"Woman is from ground. Self development not possible for her unless she is with man"
"Only way for woman is to evolve - go to what you call 'heaven' - is with man"
"There are women try to become man, but this wrong for her nature. Man has aspiration to find heaven because has possibility for immortality. But such aspiration poison for woman unless has man to help her"
We might also have taken away the message from this play that there should be equality of the sexes and that neither should be the ruling gender.
Habeas Corpus by Alan Bennett
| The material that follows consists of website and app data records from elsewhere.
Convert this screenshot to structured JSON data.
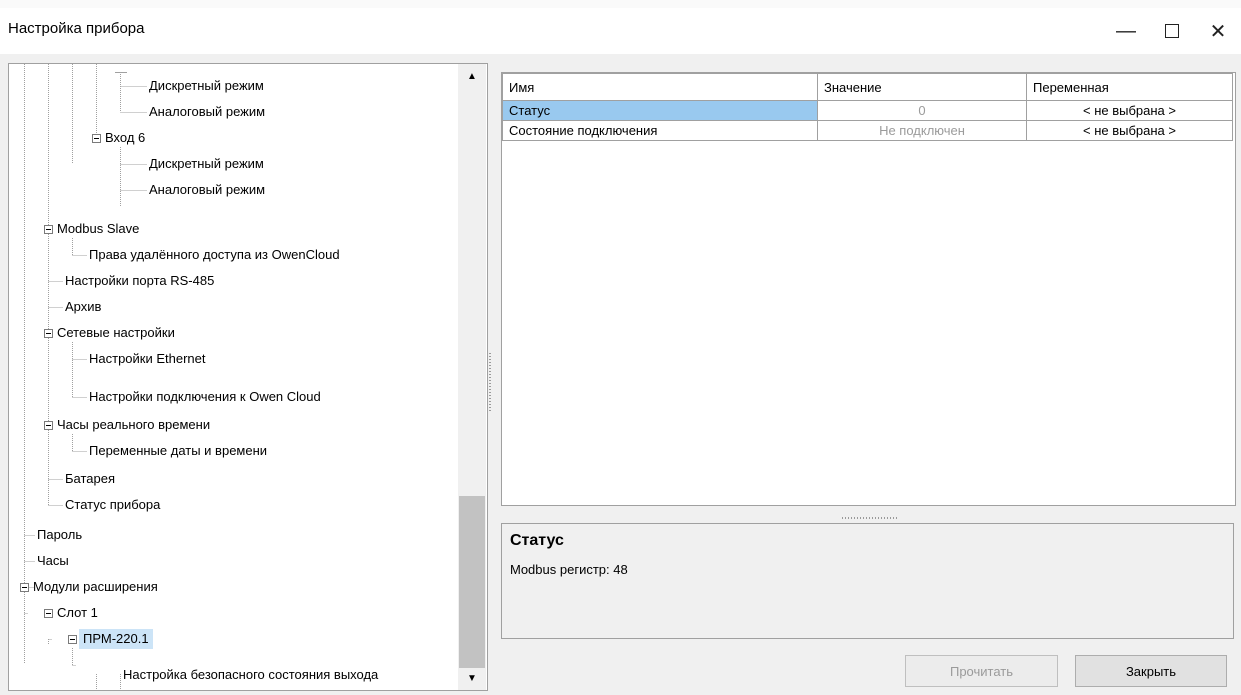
{
  "window": {
    "title": "Настройка прибора",
    "minimize_glyph": "—",
    "close_glyph": "✕"
  },
  "tree": {
    "items": [
      {
        "label": "Дискретный режим",
        "level": 4
      },
      {
        "label": "Аналоговый режим",
        "level": 4
      },
      {
        "label": "Вход 6",
        "level": 3,
        "expanded": true
      },
      {
        "label": "Дискретный режим",
        "level": 4
      },
      {
        "label": "Аналоговый режим",
        "level": 4
      },
      {
        "label": "Modbus Slave",
        "level": 2,
        "expanded": true
      },
      {
        "label": "Права удалённого доступа из OwenCloud",
        "level": 3
      },
      {
        "label": "Настройки порта RS-485",
        "level": 2
      },
      {
        "label": "Архив",
        "level": 2
      },
      {
        "label": "Сетевые настройки",
        "level": 2,
        "expanded": true
      },
      {
        "label": "Настройки Ethernet",
        "level": 3
      },
      {
        "label": "Настройки подключения к Owen Cloud",
        "level": 3
      },
      {
        "label": "Часы реального времени",
        "level": 2,
        "expanded": true
      },
      {
        "label": "Переменные даты и времени",
        "level": 3
      },
      {
        "label": "Батарея",
        "level": 2
      },
      {
        "label": "Статус прибора",
        "level": 2
      },
      {
        "label": "Пароль",
        "level": 1
      },
      {
        "label": "Часы",
        "level": 1
      },
      {
        "label": "Модули расширения",
        "level": 1,
        "expanded": true
      },
      {
        "label": "Слот 1",
        "level": 2,
        "expanded": true
      },
      {
        "label": "ПРМ-220.1",
        "level": 3,
        "expanded": true,
        "selected": true
      },
      {
        "label": "Настройка безопасного состояния выхода",
        "level": 4
      }
    ],
    "scroll_up_glyph": "▲",
    "scroll_down_glyph": "▼"
  },
  "grid": {
    "headers": [
      "Имя",
      "Значение",
      "Переменная"
    ],
    "rows": [
      {
        "name": "Статус",
        "value": "0",
        "variable": "< не выбрана >"
      },
      {
        "name": "Состояние подключения",
        "value": "Не подключен",
        "variable": "< не выбрана >"
      }
    ]
  },
  "description": {
    "title": "Статус",
    "text": "Modbus регистр: 48"
  },
  "buttons": {
    "read": "Прочитать",
    "close": "Закрыть"
  },
  "colors": {
    "selection": "#99c9ef",
    "tree_selection": "#cce4f7",
    "window_bg": "#f0f0f0"
  }
}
Alan Bennett is a popular playwright with the group, and after today's more challenging play we are throwing ourselves back into his arms!
Habeas Corpus is the legal term for: You shall have the body. And that pretty well sums up this 1973 farce! I think we can look forward to a bit of a romp, double entendres and rumpy pumpy! I read that Bennett wanted to write using the farce tradition, but with a twist. His twist is that there are few stage instructions ... so you'll need to keep on the ball!
The play concerns the aging Dr. Arthur Wicksteed and his pursuit of a nubile patient, Felicity Rumpers. Wicksteed's wife, Muriel, is, in turn, lusting after the charming head of the British Medical Association, Sir Percy Shorter, who, as well as being Wicksteed's old rival, turns out to be Felicity's father - the result of an under-the-table liaison during an air-raid with Lady Rumpers, her mother. Felicity herself is pregnant and finds a way to cover it up in the hypochondriac son of Dr. Wicksteed, Denis. Meanwhile, Wicksteed's spinster sister Connie, ashamed of her flat-chestedness, has schemes of her own.
|Sir Alec Guinness and Madeline Smith|